━━━━━ Task data ━━━━━
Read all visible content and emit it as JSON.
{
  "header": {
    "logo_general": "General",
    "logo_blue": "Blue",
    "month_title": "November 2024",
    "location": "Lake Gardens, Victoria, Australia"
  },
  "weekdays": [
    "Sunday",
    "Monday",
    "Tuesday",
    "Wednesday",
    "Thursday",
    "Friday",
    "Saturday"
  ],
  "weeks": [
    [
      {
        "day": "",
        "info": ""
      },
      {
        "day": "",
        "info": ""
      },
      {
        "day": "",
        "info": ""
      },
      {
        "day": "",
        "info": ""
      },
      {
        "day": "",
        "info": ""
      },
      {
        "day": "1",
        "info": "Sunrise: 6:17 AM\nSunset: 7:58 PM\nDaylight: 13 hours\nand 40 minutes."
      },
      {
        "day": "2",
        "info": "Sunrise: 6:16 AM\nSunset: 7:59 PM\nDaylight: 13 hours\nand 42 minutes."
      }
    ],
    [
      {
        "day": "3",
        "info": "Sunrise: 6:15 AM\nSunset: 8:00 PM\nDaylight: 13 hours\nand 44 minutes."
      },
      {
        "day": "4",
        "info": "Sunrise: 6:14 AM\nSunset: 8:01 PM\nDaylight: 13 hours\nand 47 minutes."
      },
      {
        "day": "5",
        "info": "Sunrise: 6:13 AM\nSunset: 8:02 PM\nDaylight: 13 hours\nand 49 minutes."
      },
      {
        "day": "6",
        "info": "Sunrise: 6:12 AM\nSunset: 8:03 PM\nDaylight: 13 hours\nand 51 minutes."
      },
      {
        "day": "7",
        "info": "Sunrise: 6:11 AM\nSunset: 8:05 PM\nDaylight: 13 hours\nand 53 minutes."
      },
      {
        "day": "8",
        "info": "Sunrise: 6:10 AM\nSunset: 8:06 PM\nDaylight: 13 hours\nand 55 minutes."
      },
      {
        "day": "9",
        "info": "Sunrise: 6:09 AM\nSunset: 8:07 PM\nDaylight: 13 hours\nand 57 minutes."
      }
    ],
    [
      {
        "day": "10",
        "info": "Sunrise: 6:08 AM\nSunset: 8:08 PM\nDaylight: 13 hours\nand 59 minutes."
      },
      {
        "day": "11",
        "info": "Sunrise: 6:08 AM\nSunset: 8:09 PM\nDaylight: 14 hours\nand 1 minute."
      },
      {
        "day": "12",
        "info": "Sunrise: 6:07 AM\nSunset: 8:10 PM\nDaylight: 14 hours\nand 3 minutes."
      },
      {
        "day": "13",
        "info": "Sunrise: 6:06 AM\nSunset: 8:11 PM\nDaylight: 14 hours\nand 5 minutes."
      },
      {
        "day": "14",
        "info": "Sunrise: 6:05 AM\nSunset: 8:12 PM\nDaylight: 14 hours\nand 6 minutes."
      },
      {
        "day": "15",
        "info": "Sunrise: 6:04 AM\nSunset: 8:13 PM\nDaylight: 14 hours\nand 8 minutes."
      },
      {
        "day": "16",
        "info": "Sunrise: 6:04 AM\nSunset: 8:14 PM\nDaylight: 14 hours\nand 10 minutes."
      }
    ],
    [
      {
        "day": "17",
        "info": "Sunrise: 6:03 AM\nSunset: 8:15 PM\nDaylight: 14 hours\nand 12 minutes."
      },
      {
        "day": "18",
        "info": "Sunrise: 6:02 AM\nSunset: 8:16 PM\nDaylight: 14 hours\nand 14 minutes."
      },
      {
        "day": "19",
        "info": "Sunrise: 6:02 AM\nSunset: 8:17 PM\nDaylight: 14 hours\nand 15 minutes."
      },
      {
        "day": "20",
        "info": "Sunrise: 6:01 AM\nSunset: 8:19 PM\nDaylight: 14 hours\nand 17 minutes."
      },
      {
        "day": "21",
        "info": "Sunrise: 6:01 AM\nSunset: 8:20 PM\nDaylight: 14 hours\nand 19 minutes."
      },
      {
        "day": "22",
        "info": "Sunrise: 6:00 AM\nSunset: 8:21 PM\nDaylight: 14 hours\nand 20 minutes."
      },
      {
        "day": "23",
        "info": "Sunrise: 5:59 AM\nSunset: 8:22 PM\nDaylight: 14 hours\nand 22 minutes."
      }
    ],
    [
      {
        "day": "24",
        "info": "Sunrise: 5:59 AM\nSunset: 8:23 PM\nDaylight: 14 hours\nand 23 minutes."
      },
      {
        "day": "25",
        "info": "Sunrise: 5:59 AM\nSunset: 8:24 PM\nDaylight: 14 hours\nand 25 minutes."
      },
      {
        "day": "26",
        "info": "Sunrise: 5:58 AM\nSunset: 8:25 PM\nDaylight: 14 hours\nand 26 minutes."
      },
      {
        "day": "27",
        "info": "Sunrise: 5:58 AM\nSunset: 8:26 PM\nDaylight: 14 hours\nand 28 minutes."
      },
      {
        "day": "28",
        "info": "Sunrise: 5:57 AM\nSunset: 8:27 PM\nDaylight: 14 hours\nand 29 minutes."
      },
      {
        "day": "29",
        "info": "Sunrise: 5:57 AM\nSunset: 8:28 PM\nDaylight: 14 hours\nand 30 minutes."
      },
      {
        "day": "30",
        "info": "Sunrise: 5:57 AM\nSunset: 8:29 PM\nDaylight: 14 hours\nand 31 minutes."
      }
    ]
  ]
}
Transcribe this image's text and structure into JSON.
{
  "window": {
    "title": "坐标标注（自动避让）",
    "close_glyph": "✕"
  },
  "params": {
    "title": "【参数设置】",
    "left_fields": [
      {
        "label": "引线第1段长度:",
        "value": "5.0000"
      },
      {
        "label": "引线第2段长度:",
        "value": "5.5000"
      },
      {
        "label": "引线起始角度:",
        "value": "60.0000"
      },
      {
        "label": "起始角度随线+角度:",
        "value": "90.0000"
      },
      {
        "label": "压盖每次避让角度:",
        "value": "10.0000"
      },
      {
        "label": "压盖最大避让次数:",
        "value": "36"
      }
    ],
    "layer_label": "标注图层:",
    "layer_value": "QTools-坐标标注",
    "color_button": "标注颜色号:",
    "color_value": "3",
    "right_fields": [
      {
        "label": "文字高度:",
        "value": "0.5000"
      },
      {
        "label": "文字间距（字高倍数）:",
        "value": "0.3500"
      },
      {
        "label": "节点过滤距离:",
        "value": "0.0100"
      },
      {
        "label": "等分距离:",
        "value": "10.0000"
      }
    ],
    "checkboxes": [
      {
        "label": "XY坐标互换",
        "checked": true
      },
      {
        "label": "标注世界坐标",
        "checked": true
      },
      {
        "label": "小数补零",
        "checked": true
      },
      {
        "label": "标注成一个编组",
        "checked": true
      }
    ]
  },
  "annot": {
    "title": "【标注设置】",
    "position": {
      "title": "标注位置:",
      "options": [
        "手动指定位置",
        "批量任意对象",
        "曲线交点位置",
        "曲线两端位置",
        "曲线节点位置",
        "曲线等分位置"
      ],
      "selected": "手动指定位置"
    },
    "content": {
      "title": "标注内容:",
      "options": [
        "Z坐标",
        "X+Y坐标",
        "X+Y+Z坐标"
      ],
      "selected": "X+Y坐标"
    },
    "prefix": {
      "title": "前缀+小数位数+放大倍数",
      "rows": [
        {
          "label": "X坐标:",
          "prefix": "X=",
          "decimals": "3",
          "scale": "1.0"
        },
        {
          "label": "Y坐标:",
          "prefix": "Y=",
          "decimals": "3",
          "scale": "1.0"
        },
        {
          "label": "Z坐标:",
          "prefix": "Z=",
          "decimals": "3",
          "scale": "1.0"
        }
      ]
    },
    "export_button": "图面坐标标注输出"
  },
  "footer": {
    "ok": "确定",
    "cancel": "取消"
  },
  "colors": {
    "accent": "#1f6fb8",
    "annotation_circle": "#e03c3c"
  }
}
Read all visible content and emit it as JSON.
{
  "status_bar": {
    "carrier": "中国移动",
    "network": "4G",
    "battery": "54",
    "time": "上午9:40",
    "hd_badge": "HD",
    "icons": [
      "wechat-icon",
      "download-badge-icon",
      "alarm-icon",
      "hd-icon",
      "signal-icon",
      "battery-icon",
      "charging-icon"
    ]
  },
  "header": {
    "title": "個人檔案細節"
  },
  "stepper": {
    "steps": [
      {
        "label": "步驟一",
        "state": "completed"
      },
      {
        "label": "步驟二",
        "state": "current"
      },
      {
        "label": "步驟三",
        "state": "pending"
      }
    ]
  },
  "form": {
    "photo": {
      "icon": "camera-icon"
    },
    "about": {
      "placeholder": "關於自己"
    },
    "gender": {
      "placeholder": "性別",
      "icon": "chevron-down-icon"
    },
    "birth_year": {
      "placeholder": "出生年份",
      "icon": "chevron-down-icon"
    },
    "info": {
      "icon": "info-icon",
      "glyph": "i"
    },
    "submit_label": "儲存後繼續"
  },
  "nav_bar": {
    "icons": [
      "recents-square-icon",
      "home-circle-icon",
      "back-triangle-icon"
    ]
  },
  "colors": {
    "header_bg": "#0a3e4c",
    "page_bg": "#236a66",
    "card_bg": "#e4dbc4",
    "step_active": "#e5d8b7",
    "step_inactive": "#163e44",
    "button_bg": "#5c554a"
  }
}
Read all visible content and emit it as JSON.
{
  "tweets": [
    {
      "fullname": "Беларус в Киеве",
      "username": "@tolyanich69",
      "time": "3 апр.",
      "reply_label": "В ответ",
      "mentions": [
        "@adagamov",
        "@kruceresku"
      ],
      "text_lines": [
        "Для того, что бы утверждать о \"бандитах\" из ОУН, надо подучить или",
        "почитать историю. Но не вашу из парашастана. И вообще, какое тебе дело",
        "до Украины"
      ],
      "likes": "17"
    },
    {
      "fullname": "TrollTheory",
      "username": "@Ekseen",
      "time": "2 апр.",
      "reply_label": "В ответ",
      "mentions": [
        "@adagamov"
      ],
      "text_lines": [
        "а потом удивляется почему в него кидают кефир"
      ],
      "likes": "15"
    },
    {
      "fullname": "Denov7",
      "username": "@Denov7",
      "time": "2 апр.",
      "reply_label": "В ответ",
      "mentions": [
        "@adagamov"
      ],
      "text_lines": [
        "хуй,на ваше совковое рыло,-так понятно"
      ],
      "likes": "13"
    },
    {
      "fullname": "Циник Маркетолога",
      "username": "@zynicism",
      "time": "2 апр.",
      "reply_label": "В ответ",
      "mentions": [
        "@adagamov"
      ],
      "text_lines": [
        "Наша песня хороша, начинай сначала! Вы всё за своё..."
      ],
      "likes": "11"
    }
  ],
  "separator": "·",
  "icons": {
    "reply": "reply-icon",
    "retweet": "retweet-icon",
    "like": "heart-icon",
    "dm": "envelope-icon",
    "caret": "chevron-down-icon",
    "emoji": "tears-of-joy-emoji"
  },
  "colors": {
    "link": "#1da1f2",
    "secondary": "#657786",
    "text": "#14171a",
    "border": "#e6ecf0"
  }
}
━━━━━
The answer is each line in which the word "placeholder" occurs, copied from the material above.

◆ Output ◆
      "placeholder": "關於自己"
      "placeholder": "性別",
      "placeholder": "出生年份",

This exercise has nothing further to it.